There is some controversy as to whether a flying student should progress onto the next phase of training if they have not completed their solo requirements. This would be to the post solo requirements. There is no hard and fast rule that says solo requirements cannot be completed after post solo has been completed or during actually.
The post solo requirements must be met before a student can, complete a solo cross county flight, or exceed a distance of 25 nautical miles beyond the starting point. The student cannot make a solo flight or landing other than the airport of origin.
For those students who want to be able to fly cross-country by themselves must have met the following requirements. (a) Received the proper flight training appropriate to the type of plane that will be used for the cross-country excursion. (b) Satisfy a competent instructor that the student is adept at the pre solo flight maneuvers and procedures as they pertain to the aircraft going to be used. (c) be prepared to adhere to what the instructor will allow.
The above are just the basic outline. If you were to look at each of these issues individually, you would soon discover that each segment is very detailed and specific. Learning to fly and meet all of the requirements to become a success private license pilot is in many ways more complex than some may realize. Often want to be pilots hear that you only have to completed a specific number of flying hours and that?s all there is to it. They almost have the concept that the autopilot will do the work for them. It is only after they delve into their training that they discover there is much more to it than that.
A good example is the skills and knowledge you must acquire to read aeronautical charts that are applicable to VFR navigation. Even learning to use a magnetic compass is necessary. Reading various charts is also mandatory. It will become necessary to be able to analyze various weather reports and follow regulations as they pertain to the specific weather conditions. All emergency procedures must be thoroughly understood.

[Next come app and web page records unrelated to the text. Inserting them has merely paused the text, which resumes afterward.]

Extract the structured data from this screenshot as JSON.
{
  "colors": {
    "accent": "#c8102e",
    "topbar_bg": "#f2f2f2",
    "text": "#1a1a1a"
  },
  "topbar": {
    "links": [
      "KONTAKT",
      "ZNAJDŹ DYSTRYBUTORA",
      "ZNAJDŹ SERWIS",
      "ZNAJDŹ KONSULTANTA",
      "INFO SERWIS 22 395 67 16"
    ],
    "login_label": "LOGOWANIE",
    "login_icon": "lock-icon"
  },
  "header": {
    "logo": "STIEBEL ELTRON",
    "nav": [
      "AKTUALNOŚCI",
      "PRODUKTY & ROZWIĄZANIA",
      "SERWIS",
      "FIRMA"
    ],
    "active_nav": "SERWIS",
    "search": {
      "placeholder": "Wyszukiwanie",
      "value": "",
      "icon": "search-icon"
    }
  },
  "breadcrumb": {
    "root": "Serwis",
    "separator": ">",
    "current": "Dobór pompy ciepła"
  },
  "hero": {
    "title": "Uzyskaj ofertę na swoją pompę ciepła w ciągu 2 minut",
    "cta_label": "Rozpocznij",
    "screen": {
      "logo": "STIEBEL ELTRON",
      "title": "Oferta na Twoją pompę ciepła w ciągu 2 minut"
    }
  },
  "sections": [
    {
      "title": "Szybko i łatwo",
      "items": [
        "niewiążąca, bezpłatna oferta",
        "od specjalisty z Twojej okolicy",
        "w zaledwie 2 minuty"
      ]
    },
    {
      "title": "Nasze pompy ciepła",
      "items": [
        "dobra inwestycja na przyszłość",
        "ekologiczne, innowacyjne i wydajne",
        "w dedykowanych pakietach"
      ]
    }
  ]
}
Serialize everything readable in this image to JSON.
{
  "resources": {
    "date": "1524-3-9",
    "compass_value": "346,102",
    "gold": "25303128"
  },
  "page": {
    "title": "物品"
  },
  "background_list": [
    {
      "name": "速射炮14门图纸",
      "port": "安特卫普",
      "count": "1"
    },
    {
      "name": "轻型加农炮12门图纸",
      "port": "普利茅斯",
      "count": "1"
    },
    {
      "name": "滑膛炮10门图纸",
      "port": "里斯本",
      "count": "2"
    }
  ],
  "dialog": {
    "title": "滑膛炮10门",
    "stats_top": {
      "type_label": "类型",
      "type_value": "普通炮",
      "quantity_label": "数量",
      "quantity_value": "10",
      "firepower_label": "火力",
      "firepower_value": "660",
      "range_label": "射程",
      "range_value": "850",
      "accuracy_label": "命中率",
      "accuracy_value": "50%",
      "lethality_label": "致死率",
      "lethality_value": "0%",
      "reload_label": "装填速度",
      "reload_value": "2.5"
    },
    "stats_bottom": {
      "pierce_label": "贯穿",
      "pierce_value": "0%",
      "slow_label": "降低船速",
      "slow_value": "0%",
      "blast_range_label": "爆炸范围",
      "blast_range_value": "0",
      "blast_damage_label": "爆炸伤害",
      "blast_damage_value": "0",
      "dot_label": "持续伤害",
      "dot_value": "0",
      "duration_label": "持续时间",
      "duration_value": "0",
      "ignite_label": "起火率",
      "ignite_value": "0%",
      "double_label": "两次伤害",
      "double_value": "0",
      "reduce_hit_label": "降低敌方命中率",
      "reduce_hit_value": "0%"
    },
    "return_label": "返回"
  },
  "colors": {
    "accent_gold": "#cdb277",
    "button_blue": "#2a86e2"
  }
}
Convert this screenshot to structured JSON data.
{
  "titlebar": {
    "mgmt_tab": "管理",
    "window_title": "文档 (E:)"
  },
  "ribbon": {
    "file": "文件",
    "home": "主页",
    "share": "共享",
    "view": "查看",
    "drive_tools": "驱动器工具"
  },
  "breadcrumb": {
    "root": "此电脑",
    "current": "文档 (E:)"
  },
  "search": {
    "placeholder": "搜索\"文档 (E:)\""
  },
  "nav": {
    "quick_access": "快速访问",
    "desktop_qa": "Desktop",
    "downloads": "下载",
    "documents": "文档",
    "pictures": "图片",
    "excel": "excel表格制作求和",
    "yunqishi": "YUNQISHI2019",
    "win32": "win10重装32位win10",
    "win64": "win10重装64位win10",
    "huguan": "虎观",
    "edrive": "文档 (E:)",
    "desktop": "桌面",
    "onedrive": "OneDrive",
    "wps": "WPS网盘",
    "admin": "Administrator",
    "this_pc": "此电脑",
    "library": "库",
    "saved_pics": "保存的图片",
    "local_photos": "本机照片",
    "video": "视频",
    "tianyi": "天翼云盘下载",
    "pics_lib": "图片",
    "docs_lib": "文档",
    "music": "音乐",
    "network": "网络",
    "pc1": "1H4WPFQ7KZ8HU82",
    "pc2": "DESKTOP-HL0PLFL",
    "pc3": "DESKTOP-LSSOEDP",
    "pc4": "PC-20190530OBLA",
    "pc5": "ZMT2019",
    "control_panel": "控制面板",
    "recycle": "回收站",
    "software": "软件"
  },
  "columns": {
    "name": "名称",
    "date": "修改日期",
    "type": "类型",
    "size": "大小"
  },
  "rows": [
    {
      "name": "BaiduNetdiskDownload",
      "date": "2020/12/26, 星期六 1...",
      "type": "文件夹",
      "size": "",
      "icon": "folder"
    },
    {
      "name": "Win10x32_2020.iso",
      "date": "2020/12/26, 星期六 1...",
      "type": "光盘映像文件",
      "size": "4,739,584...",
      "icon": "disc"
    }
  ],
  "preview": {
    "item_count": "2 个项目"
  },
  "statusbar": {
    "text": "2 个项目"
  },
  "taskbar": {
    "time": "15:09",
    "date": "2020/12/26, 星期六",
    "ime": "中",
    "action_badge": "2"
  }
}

In addition to this, one must learn about traffic patterns. After all, you are not going to be the only pilot in the sky. Most students seem to have the most difficulty with landing techniques and take off procedures. This is something that the upcoming pilot must become very adept at. Even something as what may seem simple as radio communication must be studied.
These are just a few of the subjects and areas that the flight student will be subjected to. The determination to apply oneself to structured learning and application must be present in order for the flight student to be success at their course. Otherwise, the result will be no pilot?s license and a total waste of money. If extra study or flight time is needed to become proficient then it is money well worth spent if it is a goal of yours to become a Private Pilot.
Richard Thompson – Solo Acoustic